Interface dataset entries:
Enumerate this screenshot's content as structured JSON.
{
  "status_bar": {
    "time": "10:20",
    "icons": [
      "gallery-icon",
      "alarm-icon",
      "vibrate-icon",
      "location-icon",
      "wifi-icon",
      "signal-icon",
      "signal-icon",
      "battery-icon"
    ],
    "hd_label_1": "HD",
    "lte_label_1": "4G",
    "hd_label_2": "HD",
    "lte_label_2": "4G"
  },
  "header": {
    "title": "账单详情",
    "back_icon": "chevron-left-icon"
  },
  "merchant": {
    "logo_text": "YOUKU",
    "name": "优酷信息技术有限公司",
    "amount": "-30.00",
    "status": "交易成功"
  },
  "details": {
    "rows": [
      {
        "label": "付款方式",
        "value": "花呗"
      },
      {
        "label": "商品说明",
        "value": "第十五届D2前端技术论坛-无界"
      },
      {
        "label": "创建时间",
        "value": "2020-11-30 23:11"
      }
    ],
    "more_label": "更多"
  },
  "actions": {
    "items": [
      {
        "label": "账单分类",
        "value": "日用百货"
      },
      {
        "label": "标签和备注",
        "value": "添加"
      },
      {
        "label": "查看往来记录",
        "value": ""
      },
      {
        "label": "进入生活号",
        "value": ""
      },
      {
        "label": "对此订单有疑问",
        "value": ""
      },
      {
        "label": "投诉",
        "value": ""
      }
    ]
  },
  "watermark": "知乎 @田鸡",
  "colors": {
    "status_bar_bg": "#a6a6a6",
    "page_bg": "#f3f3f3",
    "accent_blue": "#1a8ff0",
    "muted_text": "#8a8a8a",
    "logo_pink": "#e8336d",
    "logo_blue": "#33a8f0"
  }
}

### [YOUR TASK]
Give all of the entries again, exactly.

### [SOLUTION TO THIS PROBLEM]
Enumerate this screenshot's content as structured JSON.
{
  "status_bar": {
    "time": "10:20",
    "icons": [
      "gallery-icon",
      "alarm-icon",
      "vibrate-icon",
      "location-icon",
      "wifi-icon",
      "signal-icon",
      "signal-icon",
      "battery-icon"
    ],
    "hd_label_1": "HD",
    "lte_label_1": "4G",
    "hd_label_2": "HD",
    "lte_label_2": "4G"
  },
  "header": {
    "title": "账单详情",
    "back_icon": "chevron-left-icon"
  },
  "merchant": {
    "logo_text": "YOUKU",
    "name": "优酷信息技术有限公司",
    "amount": "-30.00",
    "status": "交易成功"
  },
  "details": {
    "rows": [
      {
        "label": "付款方式",
        "value": "花呗"
      },
      {
        "label": "商品说明",
        "value": "第十五届D2前端技术论坛-无界"
      },
      {
        "label": "创建时间",
        "value": "2020-11-30 23:11"
      }
    ],
    "more_label": "更多"
  },
  "actions": {
    "items": [
      {
        "label": "账单分类",
        "value": "日用百货"
      },
      {
        "label": "标签和备注",
        "value": "添加"
      },
      {
        "label": "查看往来记录",
        "value": ""
      },
      {
        "label": "进入生活号",
        "value": ""
      },
      {
        "label": "对此订单有疑问",
        "value": ""
      },
      {
        "label": "投诉",
        "value": ""
      }
    ]
  },
  "watermark": "知乎 @田鸡",
  "colors": {
    "status_bar_bg": "#a6a6a6",
    "page_bg": "#f3f3f3",
    "accent_blue": "#1a8ff0",
    "muted_text": "#8a8a8a",
    "logo_pink": "#e8336d",
    "logo_blue": "#33a8f0"
  }
}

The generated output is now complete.